My daily walk to work takes me past a rarity here in Georgia’s most densely populated city—an open lot in a residential neighborhood. There’s a house there, but it sits almost invisible way back off the street, and the expanse before it could reasonably accommodate another house entirely. It won’t surprise me at all when the lot is split and construction starts.
But for now, the lot is the province of the wild and green, though someone at some point had a vegetable garden there. I know this because every spring about this time, a few stalks of asparagus shoot up. It’s nestled amidst a thick, ancient border of monkey grass crammed up against the sidewalk, but there it is, a persistent perennial that has thrived despite what I am guessing is decades of neglect. I like to think of it not as Euell Gibbons’s “wild asparagus,” but more of a feral asparagus—once domesticated, now a resourceful, clever survivor.

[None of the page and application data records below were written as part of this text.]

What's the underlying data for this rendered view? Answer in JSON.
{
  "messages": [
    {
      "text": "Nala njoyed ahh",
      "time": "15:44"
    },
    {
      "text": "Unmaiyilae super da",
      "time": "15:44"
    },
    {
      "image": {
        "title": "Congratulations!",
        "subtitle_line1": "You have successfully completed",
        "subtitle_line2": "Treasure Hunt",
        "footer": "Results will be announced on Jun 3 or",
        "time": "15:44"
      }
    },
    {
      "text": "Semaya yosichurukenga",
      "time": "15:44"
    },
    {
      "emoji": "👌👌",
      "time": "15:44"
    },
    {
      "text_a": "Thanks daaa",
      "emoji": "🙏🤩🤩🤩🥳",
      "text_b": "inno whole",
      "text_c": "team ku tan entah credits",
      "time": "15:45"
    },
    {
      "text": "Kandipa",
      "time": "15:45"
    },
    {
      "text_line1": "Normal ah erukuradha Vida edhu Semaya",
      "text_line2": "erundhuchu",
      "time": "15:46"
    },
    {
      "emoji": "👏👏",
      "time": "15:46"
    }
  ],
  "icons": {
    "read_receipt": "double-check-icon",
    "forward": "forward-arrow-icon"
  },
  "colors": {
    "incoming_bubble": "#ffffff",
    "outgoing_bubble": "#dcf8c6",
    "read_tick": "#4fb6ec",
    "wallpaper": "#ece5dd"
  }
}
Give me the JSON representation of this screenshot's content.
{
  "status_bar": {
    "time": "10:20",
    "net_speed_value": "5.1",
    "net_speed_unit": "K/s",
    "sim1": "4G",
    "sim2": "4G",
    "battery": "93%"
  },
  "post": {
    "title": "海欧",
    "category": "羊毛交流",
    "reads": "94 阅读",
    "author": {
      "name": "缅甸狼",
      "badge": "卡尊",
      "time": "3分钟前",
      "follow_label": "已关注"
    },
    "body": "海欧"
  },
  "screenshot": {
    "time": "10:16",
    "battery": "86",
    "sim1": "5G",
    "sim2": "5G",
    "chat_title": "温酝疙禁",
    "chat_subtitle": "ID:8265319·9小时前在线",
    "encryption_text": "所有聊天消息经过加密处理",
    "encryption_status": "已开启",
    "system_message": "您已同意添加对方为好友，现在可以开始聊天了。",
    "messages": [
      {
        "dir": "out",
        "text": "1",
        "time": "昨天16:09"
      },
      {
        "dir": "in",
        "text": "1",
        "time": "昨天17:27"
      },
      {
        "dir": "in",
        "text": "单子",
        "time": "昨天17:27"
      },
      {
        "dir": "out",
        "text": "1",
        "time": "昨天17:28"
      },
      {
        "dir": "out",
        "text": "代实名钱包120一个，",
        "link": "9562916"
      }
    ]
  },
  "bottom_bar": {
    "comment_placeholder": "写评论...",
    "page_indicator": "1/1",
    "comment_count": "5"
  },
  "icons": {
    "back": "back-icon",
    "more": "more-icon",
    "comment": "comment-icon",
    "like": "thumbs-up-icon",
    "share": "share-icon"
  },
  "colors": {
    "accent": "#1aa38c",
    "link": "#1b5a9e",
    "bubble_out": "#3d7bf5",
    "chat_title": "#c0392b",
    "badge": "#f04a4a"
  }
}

Some of the gardening smarty-pants say asparagus can’t really be grown in Georgia. It’s too hot here, too humid. The plants will be too slender, the harvest season too short. But my friend the feral asparagus and I, we know better. For years I have waited to see that perfectly formed stalk shoot up. And for years I have been tempted to harvest it when I know it has reached its tender, crisp perfection and stand there on the sidewalk and eat it raw. But I’m more curious than hungry. I want to see what it will do—how tall it will grow, how much it will fern out, whether the red berries will form then later turn yellow, whether anyone else will notice that that’s an asparagus, for crying out loud.
The feral asparagus inspired me, so I decided last year to try to grow some for myself. It made sense to me that one should plant the crowns in the fall, to give them a cool-season chance to muster up their energy in the earth before the first big show in April. So last September, I did my level best to find some. I googled, emailed, called around, but there were no crowns to be had in the autumn. I even received a stern email lecture from one source about how no asparagus crown grower in his or her right mind would ever sell in the fall. So I waited, chastened, until February, when the seed catalogs arrived, and I ordered myself a batch of twenty-five Jersey Knights.
They arrived in March, looking like a tangle of squid that had been beached for a few days. I got seventeen of them into the ground (the rest I gave away to neighbors) in a couple of choice locations with just enough sun and loamy, well-drained soil. I dosed them with heaps of good compost and long, regular drinks of water.
The first skinny leg poked through about ten days later. It is so hard to resist harvest, but asparagus needs time. A few years of it, in fact. So once again, I find myself waiting and watching the asparagus grow.
In the meantime, I’ll continue to pay my daily respects to my feral friend, with gratitude for the lesson in what can be done.